Photos are stressful – total basic white girl problem, I know. With 24/7 access to at the very least an iPhone camera, documenting life has never been so easy, so standard. I think about how my childhood is documented by 35mm snapshots neatly placed in photo albums that live on a shelf at my parent’s house and how fun it is to glance through them every once in a while. I think about how William already has more photos in his year and a half of life than many have of their entire childhood. It’s mind boggling to think about how many pictures he’ll have by time he’s 18.
Documenting memories isn’t as easy. It’s no longer as easy as buy film, take pictures, develop film, put in album. There are clouds and editing options and uploads and photo books and apps – it can get overwhelming. Most people take pictures to their little paparazzi hearts content, put them in a folder and then never touch them again purely because of the sheer quantity. It’s hard to dig through 100 selfies to get to the good stuff like a vacation.
In a former life, I was a huge scrapbook fanatic. I spent an insane amount of money and time creating perfect little life albums. Recently though, I have found myself more in the “put them in a folder and never look at them again” camp. Now that we have Willy and this little family, my February cleanse goal was short and sweet: figure out a system to document life that doesn’t take up too much time/cost and de-clutters my devices. Here are five tips I learned in the process.
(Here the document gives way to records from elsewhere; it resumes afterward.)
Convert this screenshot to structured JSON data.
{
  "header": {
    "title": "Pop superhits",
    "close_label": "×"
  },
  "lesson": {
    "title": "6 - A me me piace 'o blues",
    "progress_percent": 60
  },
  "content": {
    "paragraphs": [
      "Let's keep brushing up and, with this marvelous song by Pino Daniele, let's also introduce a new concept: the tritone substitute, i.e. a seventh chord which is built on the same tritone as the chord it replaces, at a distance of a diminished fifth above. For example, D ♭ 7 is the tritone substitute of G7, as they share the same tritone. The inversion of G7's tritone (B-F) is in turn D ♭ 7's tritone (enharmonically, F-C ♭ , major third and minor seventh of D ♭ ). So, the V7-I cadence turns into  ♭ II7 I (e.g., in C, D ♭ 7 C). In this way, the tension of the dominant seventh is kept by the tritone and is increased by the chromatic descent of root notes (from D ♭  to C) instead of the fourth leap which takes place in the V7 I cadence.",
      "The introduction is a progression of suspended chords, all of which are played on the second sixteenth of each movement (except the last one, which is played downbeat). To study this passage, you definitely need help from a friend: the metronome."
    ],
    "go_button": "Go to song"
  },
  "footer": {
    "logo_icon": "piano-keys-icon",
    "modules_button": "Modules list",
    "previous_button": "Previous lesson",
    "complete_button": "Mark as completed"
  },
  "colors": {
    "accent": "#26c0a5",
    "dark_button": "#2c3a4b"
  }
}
1. Delete, Delete Delete: Let’s do an experiment – Go through the pictures on your phone that you’ve taken in the last week; how many random pictures are there? If you’re anything like me, your camera roll is full of crap. I’ll snap a picture of something cool I saw in the craft store to remind myself to try and recreate it. I’ll snap a picture of a funny licence plate to send to Mr. A. I take about a million pictures of Willy in efforts to get one good one. Our cameras have turned into a reminder and entertainment tool just as much as they are a documentation tool. However, chances are, you don’t need to keep all those random pictures. Even the multiple pictures you took at one event, chances are you don’t need them all. Over time they waste a lot of space on your device. If you don’t want to look at something in 6 months, delete it.
2. Storage Solutions: Figure out where your photos are going to live. Don’t put some in folders, some on the cloud, and some on a flash drive. Get them all in one spot. I firstly import everything into iPhoto and organize. Then, I upload to Google Photos and to my external hard drive. Google Photos is great because I’m familiar with the interface, it supports a number of files, storage options are flexible and it’s easy to organize. I also love it because it has an automatic sync and back up feature which you can turn on and off. This feature is important as many times I’ll turn it on during vacation, but normally like to have control over organization and when I upload my pics (as again, my paparazzi instinct takes SO many random snap shots).
3. Develop a Back Up System: Figure out how often you’re going to back up your photos. Once a month? Every week? I found that once a month is a good for me. I usually take just enough photos to justify the time the process takes and can clean off my devices and camera card before they get too full for the dreaded “iCloud is full and your iPhone hasn’t been backed up in three weeks” message.
On a yearly basis, I use my favorite photos and make them into a yearly family photo album. I also only store two years of photos on my actual hard drive computer. If I do want to look at photos from 3+ years ago, I’ll first go to the album and then to my back up options (Google Photo and my external hard drive).
4. Display and Use your Favorites: What good are photos if they just live on your computer? My scrapbooks have evolved into more of a yearly family album where I just upload photos and am delivered a beautiful book by mail where I can tuck small mementos in between the pages. I like the idea of having the same size and style of book with each passing year. I do also make a book for bigger vacations (like 2 weeks in Europe- not a long weekend in Chicago).
I use Artifact Uprising. It’s a little on the spendy side, but the paper quality is superb and over all coloring and look of the book so much more appealing. It feels like those lifestyle books with the soft covers and creamy, thick paper- you just inhale each page and each layout is better than the last. They have tons of customization options too. A few others that have that higher end feel, I’m familiar with, but haven’t tried are: Blurb and Mixbook. If you’re a design nut or paper lover, these are for you.
5. Keep Things Tidy: I do my back up process once a month. Again, that means, I delete all the photos from my camera roll and camera’s memory card that I don’t want or need and save and organize them in iPhoto. I then back them up onto my Google Photos account and to an external hard drive (because I’m super crazy). I grab my favorite ones and store them in a folder on my desktop where I’ll go at the end of the year to do a final review and build my yearly photo album. Once I’ve double checked they’re all backed up on all three platforms, I delete them off of my device AND my iCloud. Learn how to do that here.